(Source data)
┌──
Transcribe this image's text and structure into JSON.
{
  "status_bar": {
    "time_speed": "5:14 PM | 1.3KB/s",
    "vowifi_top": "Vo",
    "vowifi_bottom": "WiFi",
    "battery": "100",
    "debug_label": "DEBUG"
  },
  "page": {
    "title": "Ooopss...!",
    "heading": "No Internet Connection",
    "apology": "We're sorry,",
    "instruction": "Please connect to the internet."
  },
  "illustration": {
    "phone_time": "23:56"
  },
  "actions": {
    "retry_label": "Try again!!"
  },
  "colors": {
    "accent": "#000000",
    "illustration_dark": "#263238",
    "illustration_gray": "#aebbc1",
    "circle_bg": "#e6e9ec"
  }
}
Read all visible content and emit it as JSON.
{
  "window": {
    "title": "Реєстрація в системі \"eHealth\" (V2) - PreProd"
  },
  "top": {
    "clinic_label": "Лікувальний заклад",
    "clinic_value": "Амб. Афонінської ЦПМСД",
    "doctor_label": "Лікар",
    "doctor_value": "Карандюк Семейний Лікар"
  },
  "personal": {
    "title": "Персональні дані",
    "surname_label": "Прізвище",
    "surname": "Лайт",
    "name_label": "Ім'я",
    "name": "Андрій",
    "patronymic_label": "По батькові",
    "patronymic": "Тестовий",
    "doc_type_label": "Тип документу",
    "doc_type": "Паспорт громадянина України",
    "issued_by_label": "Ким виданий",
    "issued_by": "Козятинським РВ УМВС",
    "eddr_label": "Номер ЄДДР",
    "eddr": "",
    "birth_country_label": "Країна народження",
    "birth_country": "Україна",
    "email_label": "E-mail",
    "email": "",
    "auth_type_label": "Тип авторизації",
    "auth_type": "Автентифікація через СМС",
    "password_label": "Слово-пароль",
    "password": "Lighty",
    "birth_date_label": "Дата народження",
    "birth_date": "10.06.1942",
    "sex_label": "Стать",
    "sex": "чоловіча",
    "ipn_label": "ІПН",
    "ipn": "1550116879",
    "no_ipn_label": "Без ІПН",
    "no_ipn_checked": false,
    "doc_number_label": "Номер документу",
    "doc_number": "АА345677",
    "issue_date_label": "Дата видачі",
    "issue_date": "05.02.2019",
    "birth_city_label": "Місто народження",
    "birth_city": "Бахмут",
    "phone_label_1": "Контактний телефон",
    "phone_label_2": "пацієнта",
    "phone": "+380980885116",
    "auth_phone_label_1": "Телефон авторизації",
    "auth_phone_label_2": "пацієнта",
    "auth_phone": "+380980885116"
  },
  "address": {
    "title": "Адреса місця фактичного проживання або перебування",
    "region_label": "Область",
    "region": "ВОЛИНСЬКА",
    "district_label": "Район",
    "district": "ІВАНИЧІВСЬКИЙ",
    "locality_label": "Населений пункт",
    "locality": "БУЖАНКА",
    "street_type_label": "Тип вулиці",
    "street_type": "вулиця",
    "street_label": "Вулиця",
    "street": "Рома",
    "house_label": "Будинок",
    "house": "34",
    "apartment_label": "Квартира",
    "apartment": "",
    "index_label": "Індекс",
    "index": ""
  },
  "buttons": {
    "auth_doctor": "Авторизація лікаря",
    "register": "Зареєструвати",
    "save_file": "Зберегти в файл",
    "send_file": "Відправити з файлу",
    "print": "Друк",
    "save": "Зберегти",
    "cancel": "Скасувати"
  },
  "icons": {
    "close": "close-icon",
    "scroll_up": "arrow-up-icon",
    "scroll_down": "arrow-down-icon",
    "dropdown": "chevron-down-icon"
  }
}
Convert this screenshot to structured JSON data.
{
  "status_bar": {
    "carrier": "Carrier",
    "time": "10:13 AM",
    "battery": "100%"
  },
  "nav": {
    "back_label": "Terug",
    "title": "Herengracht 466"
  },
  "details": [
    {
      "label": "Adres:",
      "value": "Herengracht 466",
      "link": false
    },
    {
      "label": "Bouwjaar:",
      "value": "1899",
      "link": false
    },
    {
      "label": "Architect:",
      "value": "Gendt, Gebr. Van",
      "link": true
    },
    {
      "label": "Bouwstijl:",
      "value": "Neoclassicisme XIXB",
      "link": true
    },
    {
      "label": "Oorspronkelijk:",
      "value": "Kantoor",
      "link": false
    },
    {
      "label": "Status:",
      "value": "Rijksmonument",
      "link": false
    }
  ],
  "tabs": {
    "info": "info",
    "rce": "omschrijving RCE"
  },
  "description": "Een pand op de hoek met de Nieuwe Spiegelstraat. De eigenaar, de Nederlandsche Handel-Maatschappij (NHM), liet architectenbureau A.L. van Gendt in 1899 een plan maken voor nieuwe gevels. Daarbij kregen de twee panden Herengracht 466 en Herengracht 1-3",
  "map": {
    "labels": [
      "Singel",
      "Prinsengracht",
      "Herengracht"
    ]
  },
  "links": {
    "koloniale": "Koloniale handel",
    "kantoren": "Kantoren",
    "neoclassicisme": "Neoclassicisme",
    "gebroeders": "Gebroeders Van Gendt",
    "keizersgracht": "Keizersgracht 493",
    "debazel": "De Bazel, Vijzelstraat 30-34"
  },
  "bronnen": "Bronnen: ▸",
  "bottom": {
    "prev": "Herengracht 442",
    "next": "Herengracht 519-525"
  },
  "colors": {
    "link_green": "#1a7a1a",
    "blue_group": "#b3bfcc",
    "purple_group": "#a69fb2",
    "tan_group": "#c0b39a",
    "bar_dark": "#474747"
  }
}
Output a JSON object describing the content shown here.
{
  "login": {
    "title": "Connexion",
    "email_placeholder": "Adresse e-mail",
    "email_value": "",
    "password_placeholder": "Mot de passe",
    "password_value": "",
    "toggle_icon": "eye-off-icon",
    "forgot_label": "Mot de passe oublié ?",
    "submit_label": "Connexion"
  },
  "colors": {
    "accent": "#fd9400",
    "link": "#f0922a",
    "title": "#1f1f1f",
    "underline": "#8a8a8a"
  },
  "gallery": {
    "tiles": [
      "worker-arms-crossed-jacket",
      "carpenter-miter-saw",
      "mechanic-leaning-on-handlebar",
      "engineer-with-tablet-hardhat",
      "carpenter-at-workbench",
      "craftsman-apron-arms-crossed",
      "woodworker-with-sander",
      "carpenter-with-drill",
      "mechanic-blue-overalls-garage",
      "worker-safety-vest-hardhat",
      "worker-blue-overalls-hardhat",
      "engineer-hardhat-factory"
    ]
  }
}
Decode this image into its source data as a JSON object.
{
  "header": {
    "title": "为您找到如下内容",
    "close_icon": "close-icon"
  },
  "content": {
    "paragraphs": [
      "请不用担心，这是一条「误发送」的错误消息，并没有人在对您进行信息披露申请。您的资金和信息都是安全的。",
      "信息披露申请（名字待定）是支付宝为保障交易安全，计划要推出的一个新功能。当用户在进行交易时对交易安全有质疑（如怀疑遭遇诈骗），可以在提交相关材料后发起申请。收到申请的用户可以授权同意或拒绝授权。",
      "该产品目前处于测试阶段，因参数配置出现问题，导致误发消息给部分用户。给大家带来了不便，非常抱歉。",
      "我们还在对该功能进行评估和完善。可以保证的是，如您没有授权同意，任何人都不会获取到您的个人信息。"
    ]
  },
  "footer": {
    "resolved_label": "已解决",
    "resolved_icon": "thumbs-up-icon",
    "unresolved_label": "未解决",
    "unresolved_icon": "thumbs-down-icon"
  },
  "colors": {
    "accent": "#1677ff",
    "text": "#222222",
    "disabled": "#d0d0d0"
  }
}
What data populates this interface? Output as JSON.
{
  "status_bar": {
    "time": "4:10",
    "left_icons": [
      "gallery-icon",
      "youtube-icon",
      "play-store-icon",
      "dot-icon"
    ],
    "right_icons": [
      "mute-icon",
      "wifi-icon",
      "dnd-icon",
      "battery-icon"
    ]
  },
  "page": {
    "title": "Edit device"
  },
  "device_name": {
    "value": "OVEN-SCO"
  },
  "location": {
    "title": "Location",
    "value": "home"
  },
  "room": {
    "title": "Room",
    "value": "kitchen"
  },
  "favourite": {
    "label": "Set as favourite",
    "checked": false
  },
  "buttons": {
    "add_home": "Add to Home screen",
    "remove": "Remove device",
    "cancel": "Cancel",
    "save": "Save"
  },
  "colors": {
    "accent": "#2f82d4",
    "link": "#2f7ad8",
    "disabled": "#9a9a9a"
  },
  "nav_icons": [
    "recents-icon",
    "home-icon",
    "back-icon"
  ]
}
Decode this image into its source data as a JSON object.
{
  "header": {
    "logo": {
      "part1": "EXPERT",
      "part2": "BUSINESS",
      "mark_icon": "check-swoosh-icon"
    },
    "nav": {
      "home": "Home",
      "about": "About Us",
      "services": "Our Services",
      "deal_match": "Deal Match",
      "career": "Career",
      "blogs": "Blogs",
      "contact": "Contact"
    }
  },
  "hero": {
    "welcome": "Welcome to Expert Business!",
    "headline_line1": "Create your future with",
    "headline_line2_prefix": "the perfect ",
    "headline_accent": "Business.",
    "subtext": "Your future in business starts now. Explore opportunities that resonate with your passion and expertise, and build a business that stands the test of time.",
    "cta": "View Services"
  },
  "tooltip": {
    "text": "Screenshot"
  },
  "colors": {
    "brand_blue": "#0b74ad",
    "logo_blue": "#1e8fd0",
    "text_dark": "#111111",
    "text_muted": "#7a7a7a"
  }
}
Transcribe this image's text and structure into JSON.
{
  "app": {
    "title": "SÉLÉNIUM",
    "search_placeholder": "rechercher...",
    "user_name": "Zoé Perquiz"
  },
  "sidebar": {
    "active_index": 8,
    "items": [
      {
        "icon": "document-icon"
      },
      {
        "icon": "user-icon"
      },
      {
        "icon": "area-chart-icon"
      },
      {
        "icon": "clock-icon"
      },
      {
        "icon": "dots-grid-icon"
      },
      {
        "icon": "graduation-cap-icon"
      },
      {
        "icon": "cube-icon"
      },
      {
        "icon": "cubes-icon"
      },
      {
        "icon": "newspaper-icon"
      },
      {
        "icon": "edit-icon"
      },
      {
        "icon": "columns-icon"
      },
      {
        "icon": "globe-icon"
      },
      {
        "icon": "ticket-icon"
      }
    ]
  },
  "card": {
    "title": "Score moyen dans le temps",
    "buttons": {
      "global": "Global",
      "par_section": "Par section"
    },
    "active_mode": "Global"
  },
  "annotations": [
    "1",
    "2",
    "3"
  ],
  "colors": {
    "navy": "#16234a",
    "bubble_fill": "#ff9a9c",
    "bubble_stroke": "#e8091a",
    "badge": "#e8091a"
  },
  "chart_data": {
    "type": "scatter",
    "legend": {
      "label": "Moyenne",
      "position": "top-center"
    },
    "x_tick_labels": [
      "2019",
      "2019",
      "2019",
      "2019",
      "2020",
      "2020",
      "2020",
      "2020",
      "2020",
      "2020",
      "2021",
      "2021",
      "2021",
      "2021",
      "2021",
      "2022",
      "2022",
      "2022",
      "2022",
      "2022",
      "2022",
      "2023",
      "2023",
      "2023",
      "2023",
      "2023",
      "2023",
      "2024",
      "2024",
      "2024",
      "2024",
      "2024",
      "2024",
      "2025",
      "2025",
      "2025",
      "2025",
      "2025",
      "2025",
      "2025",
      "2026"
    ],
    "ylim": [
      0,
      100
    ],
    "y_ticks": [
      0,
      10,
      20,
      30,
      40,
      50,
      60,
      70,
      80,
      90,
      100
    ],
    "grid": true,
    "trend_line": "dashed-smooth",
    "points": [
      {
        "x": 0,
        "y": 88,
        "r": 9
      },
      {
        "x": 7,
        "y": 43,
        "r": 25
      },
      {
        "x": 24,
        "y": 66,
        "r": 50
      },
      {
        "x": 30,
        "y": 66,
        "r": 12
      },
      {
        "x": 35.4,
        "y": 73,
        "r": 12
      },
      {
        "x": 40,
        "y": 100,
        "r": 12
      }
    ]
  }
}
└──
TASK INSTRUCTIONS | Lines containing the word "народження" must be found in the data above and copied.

PROBLEM SOLUTION |
    "birth_country_label": "Країна народження",
    "birth_date_label": "Дата народження",
    "birth_city_label": "Місто народження",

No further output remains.